-- Exercise data follows --
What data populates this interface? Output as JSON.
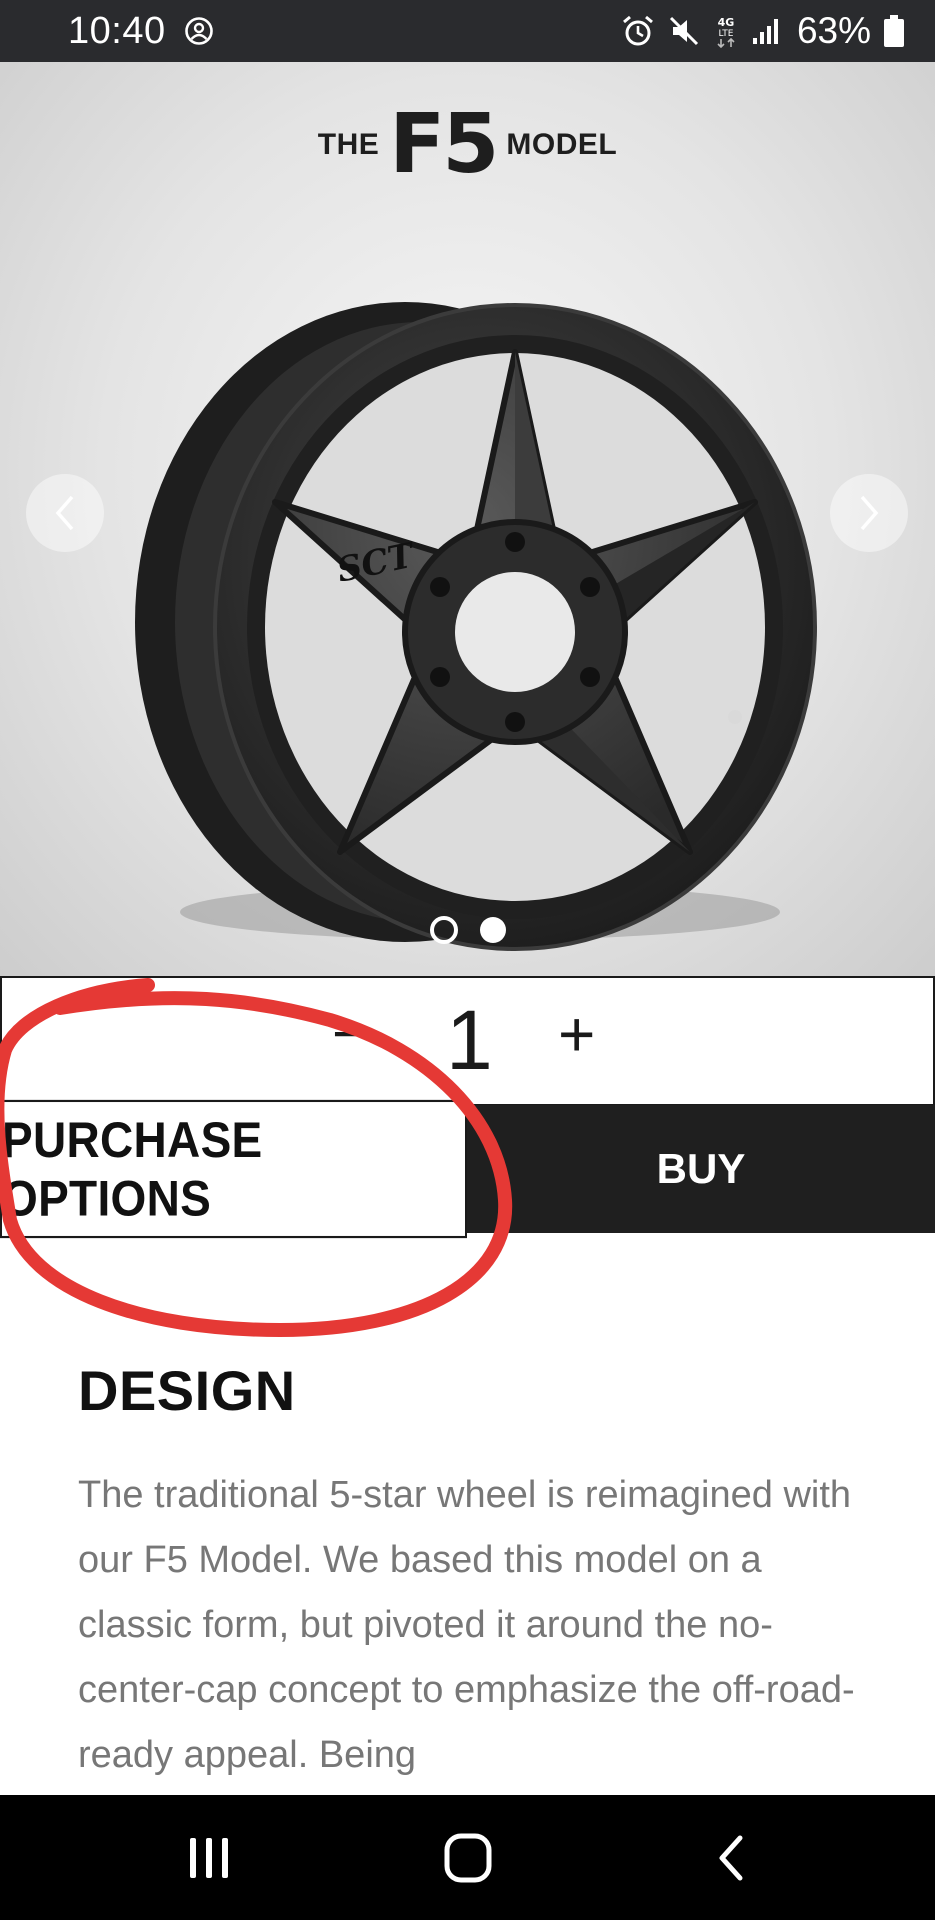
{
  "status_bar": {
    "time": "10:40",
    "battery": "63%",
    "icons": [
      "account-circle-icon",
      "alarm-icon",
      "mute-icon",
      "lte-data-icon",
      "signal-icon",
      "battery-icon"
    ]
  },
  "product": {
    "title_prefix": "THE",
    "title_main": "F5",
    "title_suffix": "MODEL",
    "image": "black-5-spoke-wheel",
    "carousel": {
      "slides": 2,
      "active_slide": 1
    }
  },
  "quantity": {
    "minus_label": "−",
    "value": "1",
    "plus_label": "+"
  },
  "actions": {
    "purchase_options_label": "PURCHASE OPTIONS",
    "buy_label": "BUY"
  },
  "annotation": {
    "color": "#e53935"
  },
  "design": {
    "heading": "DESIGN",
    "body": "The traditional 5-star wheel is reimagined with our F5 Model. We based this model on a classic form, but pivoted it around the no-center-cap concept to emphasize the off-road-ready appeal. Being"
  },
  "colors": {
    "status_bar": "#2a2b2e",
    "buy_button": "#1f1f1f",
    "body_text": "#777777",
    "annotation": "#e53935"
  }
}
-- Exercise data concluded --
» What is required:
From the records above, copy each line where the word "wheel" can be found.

» Task result:
    "image": "black-5-spoke-wheel",
    "body": "The traditional 5-star wheel is reimagined with our F5 Model. We based this model on a classic form, but pivoted it around the no-center-cap concept to emphasize the off-road-ready appeal. Being"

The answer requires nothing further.